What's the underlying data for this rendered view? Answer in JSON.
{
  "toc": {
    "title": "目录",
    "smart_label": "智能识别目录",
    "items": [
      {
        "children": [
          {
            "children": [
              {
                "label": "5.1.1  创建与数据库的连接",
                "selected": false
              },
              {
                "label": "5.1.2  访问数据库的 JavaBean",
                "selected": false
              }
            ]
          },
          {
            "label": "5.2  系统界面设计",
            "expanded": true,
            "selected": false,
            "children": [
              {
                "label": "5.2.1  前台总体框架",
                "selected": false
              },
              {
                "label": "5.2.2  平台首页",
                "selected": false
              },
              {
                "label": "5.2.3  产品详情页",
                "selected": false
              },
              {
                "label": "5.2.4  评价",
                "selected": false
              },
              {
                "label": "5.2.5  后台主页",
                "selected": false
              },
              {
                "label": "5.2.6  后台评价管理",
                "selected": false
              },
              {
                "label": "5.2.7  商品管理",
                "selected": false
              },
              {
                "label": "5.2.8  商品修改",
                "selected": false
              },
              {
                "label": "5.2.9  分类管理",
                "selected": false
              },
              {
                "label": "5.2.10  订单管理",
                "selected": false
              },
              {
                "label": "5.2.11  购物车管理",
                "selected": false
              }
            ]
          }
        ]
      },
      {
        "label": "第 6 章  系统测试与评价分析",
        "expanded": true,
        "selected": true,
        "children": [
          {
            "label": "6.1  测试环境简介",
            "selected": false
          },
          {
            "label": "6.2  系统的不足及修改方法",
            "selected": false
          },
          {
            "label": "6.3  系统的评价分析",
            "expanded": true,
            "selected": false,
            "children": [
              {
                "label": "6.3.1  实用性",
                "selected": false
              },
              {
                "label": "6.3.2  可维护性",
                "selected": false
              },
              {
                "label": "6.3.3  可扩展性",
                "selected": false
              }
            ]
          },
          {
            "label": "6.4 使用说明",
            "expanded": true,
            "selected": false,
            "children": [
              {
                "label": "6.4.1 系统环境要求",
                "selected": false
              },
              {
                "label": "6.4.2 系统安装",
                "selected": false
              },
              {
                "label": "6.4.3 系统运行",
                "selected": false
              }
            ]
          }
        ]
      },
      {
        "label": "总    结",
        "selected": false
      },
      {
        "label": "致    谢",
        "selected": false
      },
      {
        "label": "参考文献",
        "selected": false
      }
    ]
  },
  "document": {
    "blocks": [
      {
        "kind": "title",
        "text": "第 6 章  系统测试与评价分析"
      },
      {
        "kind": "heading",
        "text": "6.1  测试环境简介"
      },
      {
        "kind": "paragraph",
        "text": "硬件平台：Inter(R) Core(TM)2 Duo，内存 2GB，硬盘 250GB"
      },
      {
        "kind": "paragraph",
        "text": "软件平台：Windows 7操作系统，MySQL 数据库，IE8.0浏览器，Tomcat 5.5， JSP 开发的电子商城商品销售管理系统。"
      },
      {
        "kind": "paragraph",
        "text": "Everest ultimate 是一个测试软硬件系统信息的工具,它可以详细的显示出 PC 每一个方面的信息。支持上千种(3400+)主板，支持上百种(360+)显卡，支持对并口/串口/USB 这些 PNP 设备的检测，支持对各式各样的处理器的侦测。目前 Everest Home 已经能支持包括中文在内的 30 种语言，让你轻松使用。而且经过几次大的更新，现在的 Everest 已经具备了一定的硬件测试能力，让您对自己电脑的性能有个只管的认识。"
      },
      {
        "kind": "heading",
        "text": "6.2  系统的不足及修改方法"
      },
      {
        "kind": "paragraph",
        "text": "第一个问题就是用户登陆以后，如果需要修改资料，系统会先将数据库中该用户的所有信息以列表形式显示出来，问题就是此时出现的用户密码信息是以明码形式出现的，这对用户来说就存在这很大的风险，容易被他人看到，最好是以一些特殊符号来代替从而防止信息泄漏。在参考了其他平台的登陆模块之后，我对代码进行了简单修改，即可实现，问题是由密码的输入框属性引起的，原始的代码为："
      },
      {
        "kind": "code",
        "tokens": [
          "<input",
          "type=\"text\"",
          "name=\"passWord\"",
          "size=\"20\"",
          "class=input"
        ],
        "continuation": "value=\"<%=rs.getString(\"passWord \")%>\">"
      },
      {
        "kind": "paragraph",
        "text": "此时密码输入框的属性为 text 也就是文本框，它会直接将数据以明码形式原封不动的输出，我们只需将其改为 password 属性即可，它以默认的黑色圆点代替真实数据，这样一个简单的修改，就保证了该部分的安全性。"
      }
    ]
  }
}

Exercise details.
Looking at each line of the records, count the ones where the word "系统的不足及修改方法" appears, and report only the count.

Written response.
2